No Reader is an Island 3

An overview of Rathlin books (Part 3 - Shipwrecks, studies, natural history and place names)

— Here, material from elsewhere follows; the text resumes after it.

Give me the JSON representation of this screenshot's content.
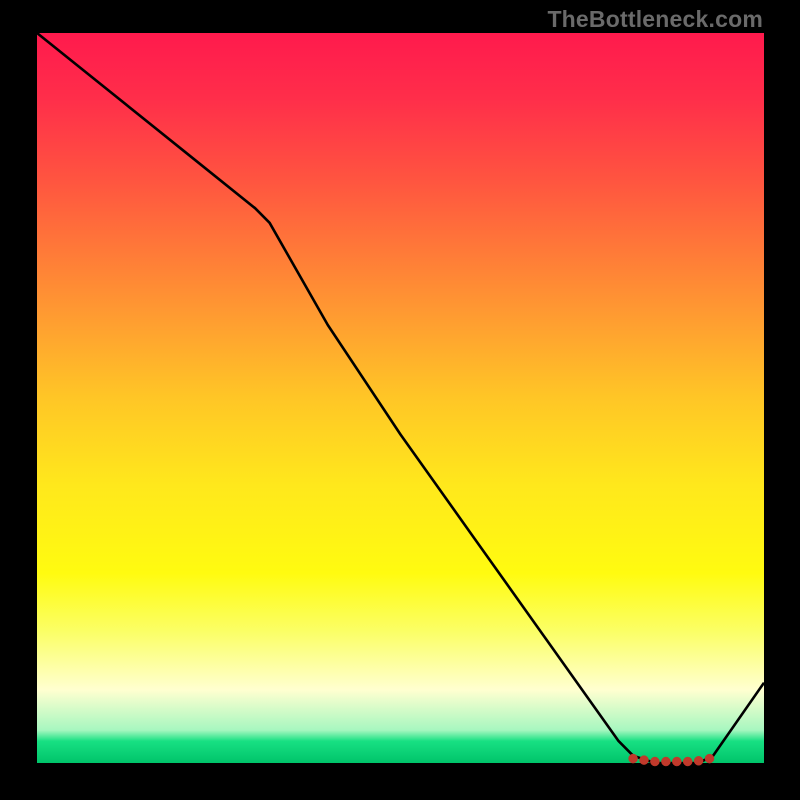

The Harsh Winds of Rathlin, Stories of Rathlin Shipwrecks (1990),by Tommy Cecil, Impact Printing (of Coleraine) Ltd, 108 pages.
Availability: Library only.
A comprehensive and detailed survey of some 54 vessels, both large and small, that were wrecked on and around Rathlin between 1815 and 1981. Five maps show the precise location of each wreck and there are numerous photographs.
The most significant of these vessels was undoubtedly ‘The Drake’, a British heavy armoured cruiser (weight: 14,100 tons, length: 530 feet) that was torpedoed by German submarine U-79 on the October 2, 1916 off the north coast of Rathlin. The ship eventually sank in Church Bay where its presence is still marked by a large warning buoy. A considerable number of items have been retrieved from the wreck, many by the author, and some of these are on display in the Rathlin Boathouse Centre and the local pub.
The introduction also includes significant information on the history of the lighthouses (for obvious reasons) as well as a useful section on Marconi’s wireless telegraphy installation.
The author was born and lived on Rathlin until his death in 1997.

Living on an Island, An Integrated Study of Rathlin (1994), by J E Greer, Drumnamallaght Press, 51 pages.
Availability: Library, Rathlin Boathouse Centre.
John Greer’s book is an excellent resource for teachers and children, though the information that it contains will be of interest to anyone seeking a brief overview of the island’s past, its geology, architecture and natural history.
The format is large (as tall as A4 but wider), the text is clear and each section concludes with a number of suggested educational activities. There are numerous photographs and illustrations throughout.
The appendices include a family tree of the Gage family from 1746 to 1938 and schematic plans of the interiors of St Thomas’s and St Mary’s churches.
Some of the text deals with Rathlin circa 1994. Although it is inevitable that this material would benefit from revision, the study is still valuable, and will prove especially so to those leading educational visits to the island. 

A Flora of Rathlin Island (1994), by Margaret Dickson, 12 pages.
Availability: Library, Causeway Visitors Centre.
A small booklet listing the common English and Latin names of all the plants that have been recorded on Rathlin. The English name list also includes the first month of flowering for each species. The introduction includes a number of illustrations and a small amount of text describing some of the more distinctive Rathlin species. These include the various orchids, the parasitic Broomrape Thyme, and the carnivorous Sundew. 

Birds of Rathlin Island (1990), by G Bond, 52 pages.
Availability: Library, Rathlin Boathouse Centre.
A bird list of breeding and non breeding species common to Rathlin. A short paragraph describes the general features of each species and where they are most likely to be sighted on the island. The list excludes the grey heron which is commonly seen on the island, though does not breed here. Unfortunately, since the publication of this title, the chough has become locally extinct. The corncrake, once so common on Rathlin, is now an infrequent breeder, though the RSPB is making great efforts to try to attract pairs back to the island.

 The Place-names of Rathlin Island, by Donall MacGiolla Easpaig, Ainm, Bulletin of the Ulster Place-name Society, Volume IV, 1989-90, Belfast, 238 pages.
Availability: Library only.
A carefully researched list of 450 Rathlin place names with detailed location maps. Most of the names are, with few exceptions, Irish language in origin. Each name is listed along with a phonetic equivalent, an English translation and descriptive notes. In the introduction the author acknowledges the considerable assistance that he received from islander Alex Morrison, the author of Rathlin Island As I Knew It. 

Rathlin Tale (1991), by T Stampton, 16 pages.
Availability: Library only.
A small book of woodblock prints that briefly illustrates the story of how, in 1617, a protracted dispute arose between Randal McDonnell and a Scotsman named George Crawford, as to the ownership of Rathlin.
If the island was deemed to belong to Scotland, rather than Ireland, then Crawford’s claim would be validated. After much learned argument and counter argument it was declared that the absence of snakes on the island meant that it had to be part of Ireland (as Saint Patrick was reputed to have driven all the snakes out of Ireland). Considerable factual detail on this story may be found in Clarke’s Rathlin, Its Island Story.
By Jonathan Mitchell
Supported by the EU Programme for Peace & Reconciliation and Rural Development Council